Since we announced that aviation safety advocate Kirsten Stevens was stepping down for health reasons, many people wrote tributes reflecting on Kirsten's contribution and wishing her well. The following are excerpts from just a few of these.
Every fatal plane crash is a tragedy worthy of public scrutiny. But there was something about the crash of a commercial float plane off Saturna Island one year ago today that would shake up industry and government where other crashes had not.
Maybe because a maternity doctor and her infant daughter were among the six passengers who perished when the Seair Seaplanes de Havilland Beaver plunged into the frigid waters of Lyall Harbour.
It was with great regret that we learned recently that one of Canada’s leading citizen advocates for aviation safety, Kirsten Stevens, is stepping down from this work indefinitely for health reasons.
Following the tragic death of her husband in a floatplane crash in 2005, Kirsten began meticulously researching the air taxi/floatplane industry in an effort to understand what happened and to achieve closure. What she learned – and the abject failure of the authorities to provide answers or even to fulfill their responsibilities – transformed her into a committed advocate for improved aviation safety.
Why is Transport Canada moving toward self-regulation for the country's airlines?
IN A SMALL BALLROOM at the Best Western Hotel near Vancouver's airport, Kirsten Stevens, a tattooed single mother of three, rises to take the podium, her hands trembling. Dressed casually in black cords and an emerald green shirt, the forty-two-year-old resident of Campbell River, BC, known as the Widow to many in attendance, stands out from the suit-clad presenters who preceded her. Petite-just five feet three and 115 pounds-with a barely tamed bob of cinnamon-coloured hair and brown eyes, she surveys the audience from behind stylish cat's-eye glasses.
CBC's flagship investigative reporting program examines the government's oversight of the industry and finds troubling problems at every turn: airport security rules flouted with impunity and inspectors' reports ignored; fatal crashes simply not investigated; pilots with appalling safety records allowed to continue flying; and employees terrified to blow the whistle on what they see going on, for fear of career-ending reprisals.
FOR IMMEDIATE RELEASE
MAY 11, 2009
During Question Period on April 23, the Honorable Rob Merrifield, Secretary of State for Transport, rejected the claims of the NDP Transport Critic, Dennis Bevington, that Canada is not meeting international standards for aviation safety.
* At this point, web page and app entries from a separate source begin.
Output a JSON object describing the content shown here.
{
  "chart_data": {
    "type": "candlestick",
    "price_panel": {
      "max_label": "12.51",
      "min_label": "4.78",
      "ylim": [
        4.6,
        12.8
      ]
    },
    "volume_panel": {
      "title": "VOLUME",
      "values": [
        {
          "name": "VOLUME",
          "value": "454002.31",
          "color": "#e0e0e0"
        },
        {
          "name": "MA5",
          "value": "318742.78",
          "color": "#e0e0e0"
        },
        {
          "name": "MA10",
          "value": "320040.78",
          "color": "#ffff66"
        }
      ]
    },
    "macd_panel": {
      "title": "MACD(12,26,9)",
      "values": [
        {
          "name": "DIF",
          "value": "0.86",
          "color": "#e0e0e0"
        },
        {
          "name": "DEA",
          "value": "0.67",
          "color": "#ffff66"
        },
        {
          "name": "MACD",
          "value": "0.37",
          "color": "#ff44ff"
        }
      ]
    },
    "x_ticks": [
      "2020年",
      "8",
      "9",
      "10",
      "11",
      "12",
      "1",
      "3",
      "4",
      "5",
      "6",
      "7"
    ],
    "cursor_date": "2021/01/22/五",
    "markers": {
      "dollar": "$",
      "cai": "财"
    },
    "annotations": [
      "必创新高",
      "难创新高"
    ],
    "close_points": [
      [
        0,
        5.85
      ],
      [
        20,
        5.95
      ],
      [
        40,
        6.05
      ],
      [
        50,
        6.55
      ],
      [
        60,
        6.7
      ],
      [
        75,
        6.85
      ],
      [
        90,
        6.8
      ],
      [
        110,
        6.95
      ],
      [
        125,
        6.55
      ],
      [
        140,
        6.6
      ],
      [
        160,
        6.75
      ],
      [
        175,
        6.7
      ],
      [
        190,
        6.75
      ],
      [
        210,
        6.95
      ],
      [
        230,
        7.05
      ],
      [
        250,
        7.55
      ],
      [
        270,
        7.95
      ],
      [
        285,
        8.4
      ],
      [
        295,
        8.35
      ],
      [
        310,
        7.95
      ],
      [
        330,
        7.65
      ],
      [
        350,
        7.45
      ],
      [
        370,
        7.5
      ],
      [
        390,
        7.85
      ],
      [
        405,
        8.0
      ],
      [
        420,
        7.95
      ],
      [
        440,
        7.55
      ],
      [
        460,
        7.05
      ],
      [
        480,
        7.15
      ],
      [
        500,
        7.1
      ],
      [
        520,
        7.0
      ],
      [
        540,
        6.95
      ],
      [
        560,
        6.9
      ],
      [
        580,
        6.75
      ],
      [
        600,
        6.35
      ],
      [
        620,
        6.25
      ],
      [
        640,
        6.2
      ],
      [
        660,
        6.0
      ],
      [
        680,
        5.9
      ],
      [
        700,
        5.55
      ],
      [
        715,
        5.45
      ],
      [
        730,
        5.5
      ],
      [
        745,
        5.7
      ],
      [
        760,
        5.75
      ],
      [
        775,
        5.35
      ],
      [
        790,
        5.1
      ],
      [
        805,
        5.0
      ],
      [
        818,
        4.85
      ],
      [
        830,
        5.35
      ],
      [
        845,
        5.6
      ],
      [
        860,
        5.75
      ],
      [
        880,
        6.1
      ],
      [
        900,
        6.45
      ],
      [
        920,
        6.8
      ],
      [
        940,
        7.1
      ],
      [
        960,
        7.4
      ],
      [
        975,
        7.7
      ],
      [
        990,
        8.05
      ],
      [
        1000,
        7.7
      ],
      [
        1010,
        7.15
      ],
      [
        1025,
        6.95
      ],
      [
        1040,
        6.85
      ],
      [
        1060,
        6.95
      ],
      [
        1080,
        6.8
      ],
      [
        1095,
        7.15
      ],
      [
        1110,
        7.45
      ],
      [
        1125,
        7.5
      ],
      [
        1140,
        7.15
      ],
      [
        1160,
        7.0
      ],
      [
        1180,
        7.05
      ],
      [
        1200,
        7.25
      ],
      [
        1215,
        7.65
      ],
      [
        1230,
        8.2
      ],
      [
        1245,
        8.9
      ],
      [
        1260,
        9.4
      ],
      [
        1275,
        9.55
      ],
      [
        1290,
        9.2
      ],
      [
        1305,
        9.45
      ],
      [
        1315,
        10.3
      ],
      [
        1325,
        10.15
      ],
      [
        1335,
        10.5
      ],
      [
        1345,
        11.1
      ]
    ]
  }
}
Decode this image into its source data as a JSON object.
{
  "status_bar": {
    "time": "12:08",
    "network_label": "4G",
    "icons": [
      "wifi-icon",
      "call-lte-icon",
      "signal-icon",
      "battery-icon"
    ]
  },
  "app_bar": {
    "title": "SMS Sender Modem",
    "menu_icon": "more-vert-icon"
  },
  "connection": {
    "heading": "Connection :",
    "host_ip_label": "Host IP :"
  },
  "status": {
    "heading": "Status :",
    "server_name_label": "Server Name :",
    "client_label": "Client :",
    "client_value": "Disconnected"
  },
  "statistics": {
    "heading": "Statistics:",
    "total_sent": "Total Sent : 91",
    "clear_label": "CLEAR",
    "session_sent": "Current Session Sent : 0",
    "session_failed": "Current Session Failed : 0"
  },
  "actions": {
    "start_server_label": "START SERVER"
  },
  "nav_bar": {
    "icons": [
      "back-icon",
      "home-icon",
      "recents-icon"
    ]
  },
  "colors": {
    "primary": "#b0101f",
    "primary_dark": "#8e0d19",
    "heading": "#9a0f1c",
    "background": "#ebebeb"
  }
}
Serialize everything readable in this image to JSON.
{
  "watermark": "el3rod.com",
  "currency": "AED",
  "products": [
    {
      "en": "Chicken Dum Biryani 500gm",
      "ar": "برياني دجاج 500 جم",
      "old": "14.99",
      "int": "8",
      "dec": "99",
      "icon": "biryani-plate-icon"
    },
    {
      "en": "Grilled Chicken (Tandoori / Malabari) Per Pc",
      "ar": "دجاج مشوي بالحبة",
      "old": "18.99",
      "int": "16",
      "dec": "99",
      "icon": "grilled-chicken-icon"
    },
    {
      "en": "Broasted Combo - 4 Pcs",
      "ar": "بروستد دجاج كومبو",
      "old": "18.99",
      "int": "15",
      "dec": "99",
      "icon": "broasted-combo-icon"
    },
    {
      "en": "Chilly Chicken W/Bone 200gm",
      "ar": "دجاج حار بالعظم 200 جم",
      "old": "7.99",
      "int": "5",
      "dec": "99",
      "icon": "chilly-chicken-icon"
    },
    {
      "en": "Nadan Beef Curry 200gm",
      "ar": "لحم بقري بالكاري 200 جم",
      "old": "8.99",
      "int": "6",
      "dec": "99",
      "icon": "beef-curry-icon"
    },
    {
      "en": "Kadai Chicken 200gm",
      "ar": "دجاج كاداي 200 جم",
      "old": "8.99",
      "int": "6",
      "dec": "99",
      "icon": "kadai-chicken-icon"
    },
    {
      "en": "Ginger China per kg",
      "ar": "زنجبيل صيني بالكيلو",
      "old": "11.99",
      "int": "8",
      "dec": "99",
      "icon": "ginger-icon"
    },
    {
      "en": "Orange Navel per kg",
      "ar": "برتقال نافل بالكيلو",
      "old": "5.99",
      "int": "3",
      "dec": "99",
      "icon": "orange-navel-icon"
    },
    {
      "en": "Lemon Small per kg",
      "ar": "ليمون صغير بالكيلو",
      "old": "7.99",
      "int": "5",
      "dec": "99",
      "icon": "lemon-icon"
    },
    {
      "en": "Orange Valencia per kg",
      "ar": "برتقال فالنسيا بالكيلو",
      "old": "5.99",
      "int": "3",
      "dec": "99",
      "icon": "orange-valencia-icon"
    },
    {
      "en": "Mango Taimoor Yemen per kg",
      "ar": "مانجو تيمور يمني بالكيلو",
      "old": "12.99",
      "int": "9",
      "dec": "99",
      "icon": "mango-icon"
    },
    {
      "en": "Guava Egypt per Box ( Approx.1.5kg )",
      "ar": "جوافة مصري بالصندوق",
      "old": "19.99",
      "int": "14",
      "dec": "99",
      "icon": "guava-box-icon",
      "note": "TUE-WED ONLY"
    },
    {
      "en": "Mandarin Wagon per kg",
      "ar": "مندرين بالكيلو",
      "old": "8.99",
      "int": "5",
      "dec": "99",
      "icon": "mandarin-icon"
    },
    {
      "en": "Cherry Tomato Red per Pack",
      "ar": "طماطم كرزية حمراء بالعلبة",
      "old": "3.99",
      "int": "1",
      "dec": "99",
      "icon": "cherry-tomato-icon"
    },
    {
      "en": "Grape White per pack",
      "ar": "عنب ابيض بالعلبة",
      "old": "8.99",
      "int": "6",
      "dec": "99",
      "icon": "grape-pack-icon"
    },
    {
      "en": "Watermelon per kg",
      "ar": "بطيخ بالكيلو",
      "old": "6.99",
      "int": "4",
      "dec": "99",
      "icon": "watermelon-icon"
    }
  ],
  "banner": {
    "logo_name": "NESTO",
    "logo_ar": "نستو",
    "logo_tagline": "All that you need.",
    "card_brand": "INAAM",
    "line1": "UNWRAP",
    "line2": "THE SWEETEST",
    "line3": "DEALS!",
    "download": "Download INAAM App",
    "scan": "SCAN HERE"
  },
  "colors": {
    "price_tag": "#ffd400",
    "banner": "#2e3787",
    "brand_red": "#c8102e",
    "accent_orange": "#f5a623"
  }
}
Perhaps Mr. Merrifield has been duped by bureaucrats in the same manner as the Canadian travelling public.
OTTAWA: Transport Canada and the Transportation Safety Board (TSB) are failing in their duty to protect the safety of Canadians who travel by air and those who work in the industry and there must be a public investigation into how these agencies operate the NDP’s Transport Critic demanded today.
NDP Transport Critic Dennis Bevington made the call following a three hour round table discussion by aviation experts, he hosted.
Monday 30th March 2009.
Kirsten Stevens lost her husband in a floatplane crash in 2005. When the authorities failed to provide answers regarding what had gone wrong, she and the families of the other four victims embarked on their own investigation. What they learned shook their faith in the regulatory system and caused them to become vocal advocates for improved aviation safety. This is Kirsten's story in her own words. (41 minutes)